> [RECORDS PROVIDED]:
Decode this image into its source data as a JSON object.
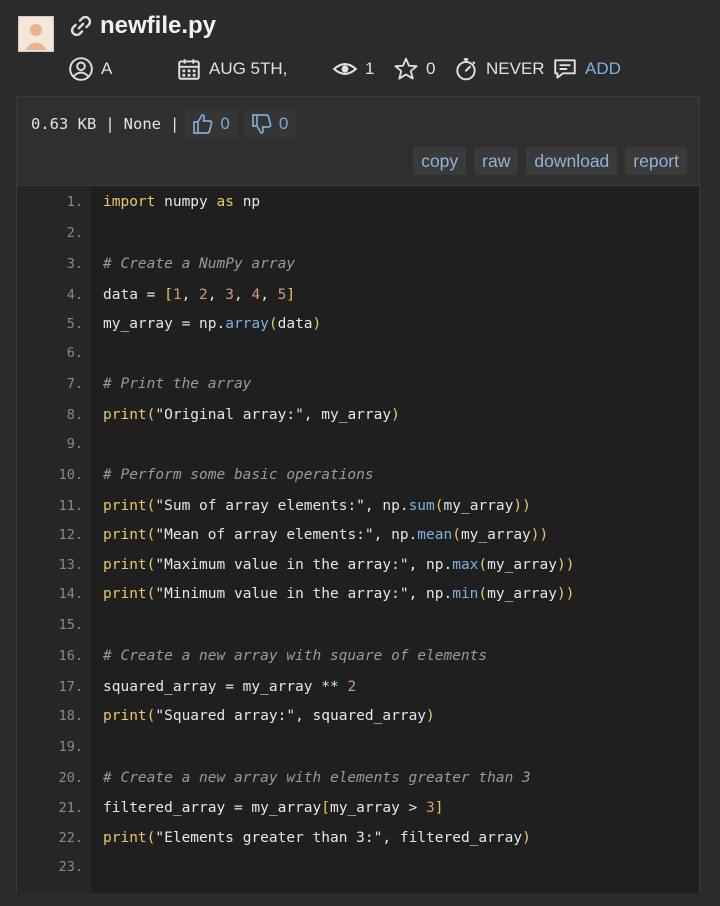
{
  "paste": {
    "title": "newfile.py",
    "author": "A",
    "date": "AUG 5TH,",
    "views": "1",
    "stars": "0",
    "expiry": "NEVER",
    "add_comment": "ADD"
  },
  "info": {
    "size": "0.63 KB",
    "separator": "|",
    "syntax": "None",
    "likes": "0",
    "dislikes": "0"
  },
  "actions": {
    "copy": "copy",
    "raw": "raw",
    "download": "download",
    "report": "report"
  },
  "code_lines": [
    [
      [
        "kw",
        "import"
      ],
      [
        "t",
        " numpy "
      ],
      [
        "kw",
        "as"
      ],
      [
        "t",
        " np"
      ]
    ],
    [],
    [
      [
        "cm",
        "# Create a NumPy array"
      ]
    ],
    [
      [
        "t",
        "data = "
      ],
      [
        "kw",
        "["
      ],
      [
        "num",
        "1"
      ],
      [
        "t",
        ", "
      ],
      [
        "num",
        "2"
      ],
      [
        "t",
        ", "
      ],
      [
        "num",
        "3"
      ],
      [
        "t",
        ", "
      ],
      [
        "num",
        "4"
      ],
      [
        "t",
        ", "
      ],
      [
        "num",
        "5"
      ],
      [
        "kw",
        "]"
      ]
    ],
    [
      [
        "t",
        "my_array = np."
      ],
      [
        "method",
        "array"
      ],
      [
        "kw",
        "("
      ],
      [
        "t",
        "data"
      ],
      [
        "kw",
        ")"
      ]
    ],
    [],
    [
      [
        "cm",
        "# Print the array"
      ]
    ],
    [
      [
        "fn",
        "print"
      ],
      [
        "kw",
        "("
      ],
      [
        "str",
        "\"Original array:\""
      ],
      [
        "t",
        ", my_array"
      ],
      [
        "kw",
        ")"
      ]
    ],
    [],
    [
      [
        "cm",
        "# Perform some basic operations"
      ]
    ],
    [
      [
        "fn",
        "print"
      ],
      [
        "kw",
        "("
      ],
      [
        "str",
        "\"Sum of array elements:\""
      ],
      [
        "t",
        ", np."
      ],
      [
        "method",
        "sum"
      ],
      [
        "kw",
        "("
      ],
      [
        "t",
        "my_array"
      ],
      [
        "kw",
        "))"
      ]
    ],
    [
      [
        "fn",
        "print"
      ],
      [
        "kw",
        "("
      ],
      [
        "str",
        "\"Mean of array elements:\""
      ],
      [
        "t",
        ", np."
      ],
      [
        "method",
        "mean"
      ],
      [
        "kw",
        "("
      ],
      [
        "t",
        "my_array"
      ],
      [
        "kw",
        "))"
      ]
    ],
    [
      [
        "fn",
        "print"
      ],
      [
        "kw",
        "("
      ],
      [
        "str",
        "\"Maximum value in the array:\""
      ],
      [
        "t",
        ", np."
      ],
      [
        "method",
        "max"
      ],
      [
        "kw",
        "("
      ],
      [
        "t",
        "my_array"
      ],
      [
        "kw",
        "))"
      ]
    ],
    [
      [
        "fn",
        "print"
      ],
      [
        "kw",
        "("
      ],
      [
        "str",
        "\"Minimum value in the array:\""
      ],
      [
        "t",
        ", np."
      ],
      [
        "method",
        "min"
      ],
      [
        "kw",
        "("
      ],
      [
        "t",
        "my_array"
      ],
      [
        "kw",
        "))"
      ]
    ],
    [],
    [
      [
        "cm",
        "# Create a new array with square of elements"
      ]
    ],
    [
      [
        "t",
        "squared_array = my_array ** "
      ],
      [
        "num",
        "2"
      ]
    ],
    [
      [
        "fn",
        "print"
      ],
      [
        "kw",
        "("
      ],
      [
        "str",
        "\"Squared array:\""
      ],
      [
        "t",
        ", squared_array"
      ],
      [
        "kw",
        ")"
      ]
    ],
    [],
    [
      [
        "cm",
        "# Create a new array with elements greater than 3"
      ]
    ],
    [
      [
        "t",
        "filtered_array = my_array"
      ],
      [
        "kw",
        "["
      ],
      [
        "t",
        "my_array > "
      ],
      [
        "num",
        "3"
      ],
      [
        "kw",
        "]"
      ]
    ],
    [
      [
        "fn",
        "print"
      ],
      [
        "kw",
        "("
      ],
      [
        "str",
        "\"Elements greater than 3:\""
      ],
      [
        "t",
        ", filtered_array"
      ],
      [
        "kw",
        ")"
      ]
    ],
    []
  ],
  "icons": {
    "link": "link-icon",
    "user": "user-icon",
    "calendar": "calendar-icon",
    "eye": "eye-icon",
    "star": "star-icon",
    "timer": "timer-icon",
    "comment": "comment-icon",
    "thumbs_up": "thumbs-up-icon",
    "thumbs_down": "thumbs-down-icon"
  },
  "colors": {
    "link_accent": "#7fb0df",
    "keyword": "#e8c86a",
    "number": "#d29a7a",
    "comment": "#9a9a9a"
  }
}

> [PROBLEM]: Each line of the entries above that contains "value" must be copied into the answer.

> [OUTPUT OF THE EXERCISE]:
        "\"Maximum value in the array:\""
        "\"Minimum value in the array:\""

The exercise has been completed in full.